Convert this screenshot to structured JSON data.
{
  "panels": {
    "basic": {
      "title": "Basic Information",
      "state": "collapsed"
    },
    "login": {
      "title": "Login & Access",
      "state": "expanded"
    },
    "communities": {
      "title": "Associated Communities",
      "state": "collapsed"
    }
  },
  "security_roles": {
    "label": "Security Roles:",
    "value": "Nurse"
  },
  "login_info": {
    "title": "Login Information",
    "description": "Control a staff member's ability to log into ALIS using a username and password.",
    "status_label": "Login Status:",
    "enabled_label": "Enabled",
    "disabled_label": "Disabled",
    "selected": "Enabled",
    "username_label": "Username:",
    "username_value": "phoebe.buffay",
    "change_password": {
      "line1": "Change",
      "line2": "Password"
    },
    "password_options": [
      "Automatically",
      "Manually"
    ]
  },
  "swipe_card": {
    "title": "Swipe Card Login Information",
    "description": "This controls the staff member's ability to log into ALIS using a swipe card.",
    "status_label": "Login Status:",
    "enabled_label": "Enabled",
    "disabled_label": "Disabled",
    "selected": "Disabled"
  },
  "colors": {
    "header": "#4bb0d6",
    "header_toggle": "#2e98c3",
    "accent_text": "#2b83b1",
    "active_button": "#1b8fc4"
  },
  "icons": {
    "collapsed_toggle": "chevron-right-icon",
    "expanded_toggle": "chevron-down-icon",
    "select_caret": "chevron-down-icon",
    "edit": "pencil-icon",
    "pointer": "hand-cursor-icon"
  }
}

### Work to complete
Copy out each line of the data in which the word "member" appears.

### Written solution
    "description": "Control a staff member's ability to log into ALIS using a username and password.",
    "description": "This controls the staff member's ability to log into ALIS using a swipe card.",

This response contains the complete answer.